**Description of the task:**
When you spot the word "label" in a line of the data below, copy that line.

**Data supplied:**
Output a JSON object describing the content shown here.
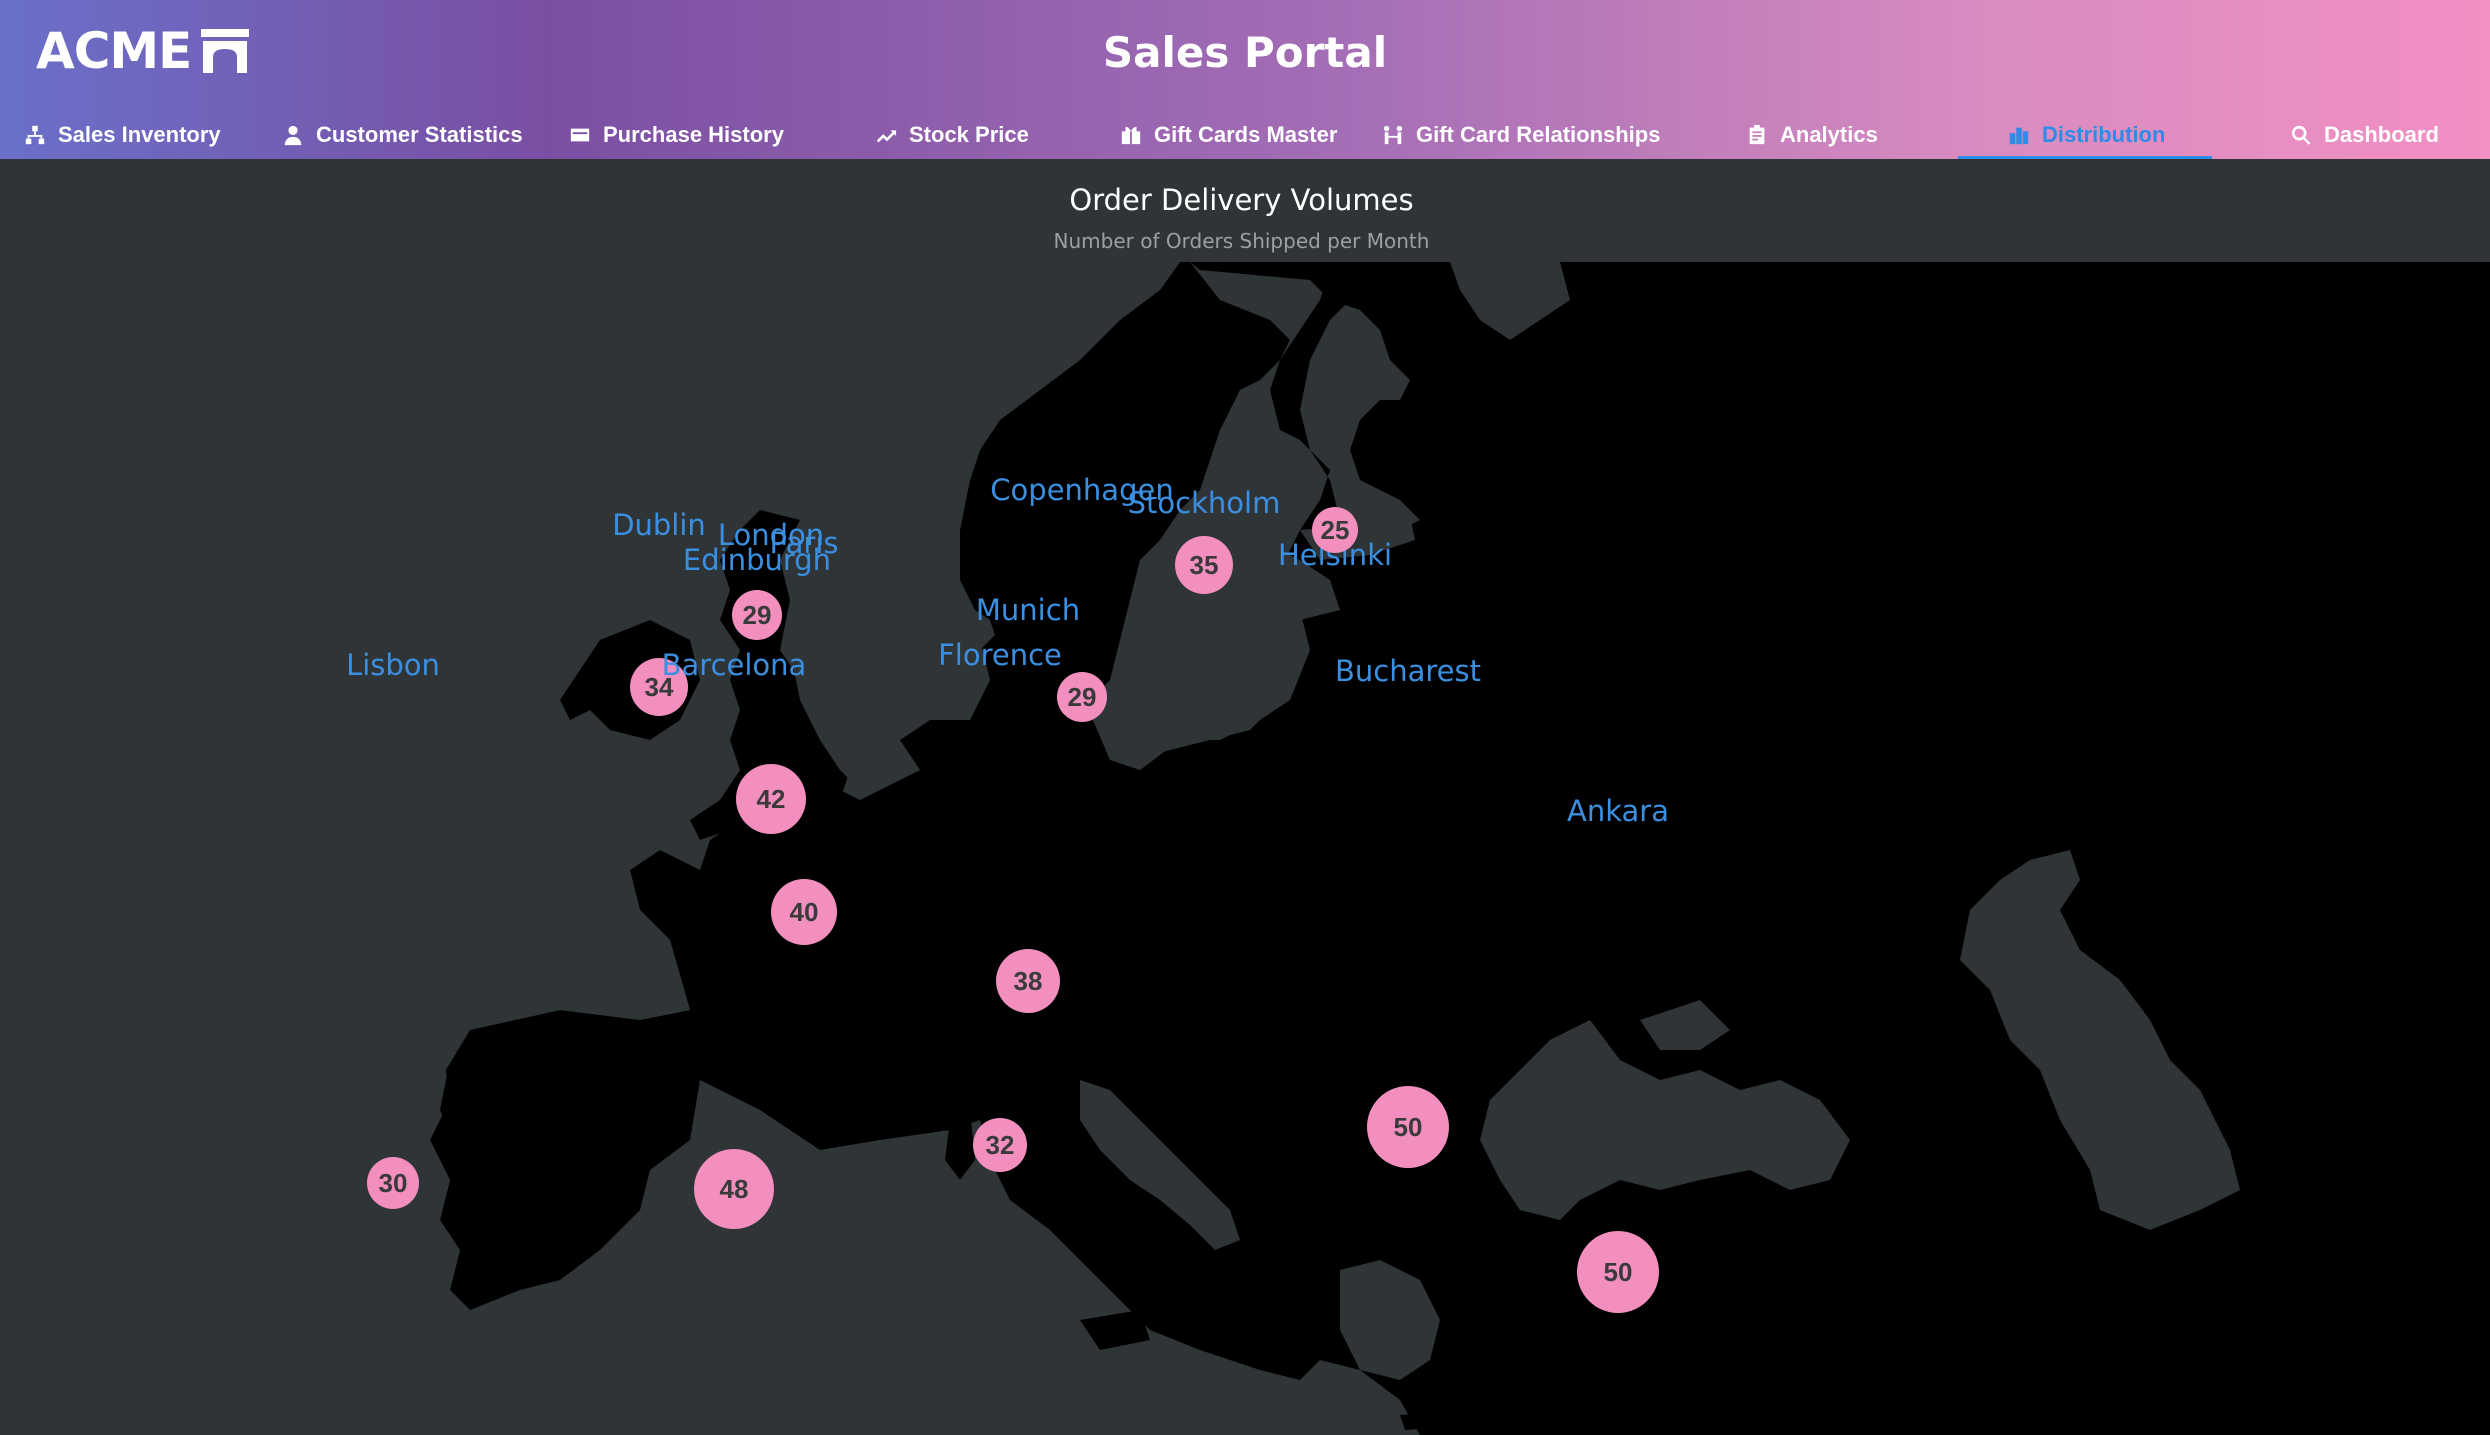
{
  "brand": {
    "logo_text": "ACME",
    "accent": "#2f8be6"
  },
  "app": {
    "title": "Sales Portal"
  },
  "nav": {
    "tabs": [
      {
        "label": "Sales Inventory",
        "icon": "sitemap-icon",
        "active": false
      },
      {
        "label": "Customer Statistics",
        "icon": "user-icon",
        "active": false
      },
      {
        "label": "Purchase History",
        "icon": "credit-card-icon",
        "active": false
      },
      {
        "label": "Stock Price",
        "icon": "trending-up-icon",
        "active": false
      },
      {
        "label": "Gift Cards Master",
        "icon": "gift-cards-icon",
        "active": false
      },
      {
        "label": "Gift Card Relationships",
        "icon": "relationships-icon",
        "active": false
      },
      {
        "label": "Analytics",
        "icon": "analytics-icon",
        "active": false
      },
      {
        "label": "Distribution",
        "icon": "distribution-icon",
        "active": true
      },
      {
        "label": "Dashboard",
        "icon": "search-dashboard-icon",
        "active": false
      }
    ]
  },
  "map": {
    "title": "Order Delivery Volumes",
    "subtitle": "Number of Orders Shipped per Month",
    "colors": {
      "land": "#000000",
      "sea": "#2f3437",
      "bubble": "#f28fbf",
      "label": "#3b8fe0"
    },
    "cities": [
      {
        "name": "Helsinki",
        "value": 25
      },
      {
        "name": "Stockholm",
        "value": 35
      },
      {
        "name": "Edinburgh",
        "value": 29
      },
      {
        "name": "Dublin",
        "value": 34
      },
      {
        "name": "Copenhagen",
        "value": 29
      },
      {
        "name": "London",
        "value": 42
      },
      {
        "name": "Paris",
        "value": 40
      },
      {
        "name": "Munich",
        "value": 38
      },
      {
        "name": "Bucharest",
        "value": 50
      },
      {
        "name": "Florence",
        "value": 32
      },
      {
        "name": "Barcelona",
        "value": 48
      },
      {
        "name": "Lisbon",
        "value": 30
      },
      {
        "name": "Ankara",
        "value": 50
      }
    ]
  }
}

**Reply to the exercise:**
        "label": "Sales Inventory",
        "label": "Customer Statistics",
        "label": "Purchase History",
        "label": "Stock Price",
        "label": "Gift Cards Master",
        "label": "Gift Card Relationships",
        "label": "Analytics",
        "label": "Distribution",
        "label": "Dashboard",
      "label": "#3b8fe0"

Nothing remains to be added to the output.